32. Tame Impala – Currents
33. Joanna Newsom – Divers
34. The Lighthouse And The Whaler – Mont Royal
35. Monk Parker – How The Spark Loves The Tinder
36. Destroyer – Poison Season
37. Kate Boy – One
38. Estelle – True Romance
39. Matthew E. White – Fresh Blood
40. FKA twigs – M3LL155X
41. Julio Bashmore – Knockin’ Boots
42. The Tallest Man On Earth – Dark Bird Is Home
43. Dawn Richard – Blackheart
44. Death Cab for Cutie – Kintsugi
45. Arca – Mutant
46. Donnie Trumpet & The Social Experiment – Surf
47. Waxahatchee – Ivy Tripp
48. Dornik – Dornik
49. Years & Years – Communion
50. Petite Noir – La Vie Est Belle / Life Is Beautiful

26 June 2015

When I came out at age 15 in 1999, public support for equality was at 38%. At that time, I thought I would be long dead before queer people in Georgia would be able to get married with the same legal rights as straight people. The level of progress and public support that queer people have been able to achieve on this issue in the past DECADE is outstanding. This progress is not only the work of lawyers and advocacy groups, but also every single queer person that has come out of the closet and made a difference in the world. Visibility is the key to acceptance.

Today is a day for celebration, but people (queer people especially) need to remember that the fight is not over. People can be fired because of their sexual orientation or gender identity in 17 states. Queer people have to struggle with discriminatory laws in many states in order to adopt children. We also have harmful conversion therapy programs that terrible parents put their queer children through rather than accepting them for who they are, and these programs are still legal in 46 states!

My fiancé and I are thrilled that this ruling came before our wedding. Though we don’t plan to exchange vows in Georgia, we like knowing that wherever our life takes us, we will be able to have the same legal rights and protections as our parents. We have been able to achieve so much in so little time, and I know we can keep going until all 50 states no longer have laws that classify LGBTQI individuals as second-class citizens.

25 February 2015

I’m sitting in my living room on a Wednesday afternoon, listening to THEESatisfaction, and driving myself crazy trying to decide what to do with my website. I’ve had this domain for nearly a decade, but I haven’t had the opportunity to do anything new with it in about two years.

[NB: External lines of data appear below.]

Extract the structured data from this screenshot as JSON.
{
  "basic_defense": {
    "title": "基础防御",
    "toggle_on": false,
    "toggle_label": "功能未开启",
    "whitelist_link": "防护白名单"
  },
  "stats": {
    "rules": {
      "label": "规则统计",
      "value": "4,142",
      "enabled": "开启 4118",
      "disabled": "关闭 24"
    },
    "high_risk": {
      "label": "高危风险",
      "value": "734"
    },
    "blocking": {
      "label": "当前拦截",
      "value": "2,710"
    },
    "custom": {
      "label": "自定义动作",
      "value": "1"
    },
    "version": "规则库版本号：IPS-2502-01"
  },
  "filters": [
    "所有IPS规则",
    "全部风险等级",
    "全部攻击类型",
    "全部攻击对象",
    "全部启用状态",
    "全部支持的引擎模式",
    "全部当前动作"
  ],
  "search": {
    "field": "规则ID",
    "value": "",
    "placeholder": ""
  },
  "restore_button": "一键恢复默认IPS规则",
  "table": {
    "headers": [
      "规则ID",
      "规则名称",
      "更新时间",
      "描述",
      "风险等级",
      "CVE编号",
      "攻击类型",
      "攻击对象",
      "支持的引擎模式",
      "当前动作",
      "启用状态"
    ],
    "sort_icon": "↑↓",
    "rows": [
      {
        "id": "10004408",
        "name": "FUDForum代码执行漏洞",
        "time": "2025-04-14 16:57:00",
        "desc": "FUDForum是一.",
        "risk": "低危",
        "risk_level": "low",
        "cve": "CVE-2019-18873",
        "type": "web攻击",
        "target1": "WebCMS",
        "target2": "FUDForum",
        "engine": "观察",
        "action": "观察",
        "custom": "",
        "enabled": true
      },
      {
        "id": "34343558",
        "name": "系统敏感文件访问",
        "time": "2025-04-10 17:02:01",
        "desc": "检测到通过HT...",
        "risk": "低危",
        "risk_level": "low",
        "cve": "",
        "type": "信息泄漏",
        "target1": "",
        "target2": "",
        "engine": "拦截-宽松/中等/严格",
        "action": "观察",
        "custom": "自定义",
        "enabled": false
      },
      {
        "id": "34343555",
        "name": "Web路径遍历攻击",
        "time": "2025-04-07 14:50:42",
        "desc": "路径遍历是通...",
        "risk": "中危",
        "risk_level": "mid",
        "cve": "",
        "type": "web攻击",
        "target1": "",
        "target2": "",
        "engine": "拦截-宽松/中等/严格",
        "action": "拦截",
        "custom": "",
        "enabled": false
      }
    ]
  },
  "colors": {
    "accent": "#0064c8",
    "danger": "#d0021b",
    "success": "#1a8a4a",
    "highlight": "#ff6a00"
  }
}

The reason that I’m home this afternoon is that Atlanta, which averages 2-3 snow days a year, doesn’t have a proper emergency plan in case of winter weather. When there is a slight possibility of snow or sleet, schools and businesses close. Our state government, specifically this piece of shit, is attempting to avoid 3 inches of snow turning our city into this again.

This picture is whiter than our northern suburbs.
This picture is whiter than our northern suburbs.

My irritation with my state’s emergency preparedness, combined with personal drama with a neighbor, and my boredom at my job, has only heightened my desire to move. I’m a native of Georgia, and have spent the majority of my life within metro Atlanta. My boyfriend is from Texas, has only been in Atlanta since 2011, and is equally tired of this place. We have set our sight on a move to the west, specifically Seattle. We are trying our hardest to not idealize our future home as anything more than the place we will commute to/from work in, but between the mountains, sea, progressive politics, and the general mood of the city, it it hard for us to resist.

Of course I’ve heard how Seattle basically reacts the same way to snow and ice as Atlanta, and THERE IS NO EXCUSE FOR THIS IN 2015, but I’m willing to overlook it. I crave a big and positive change.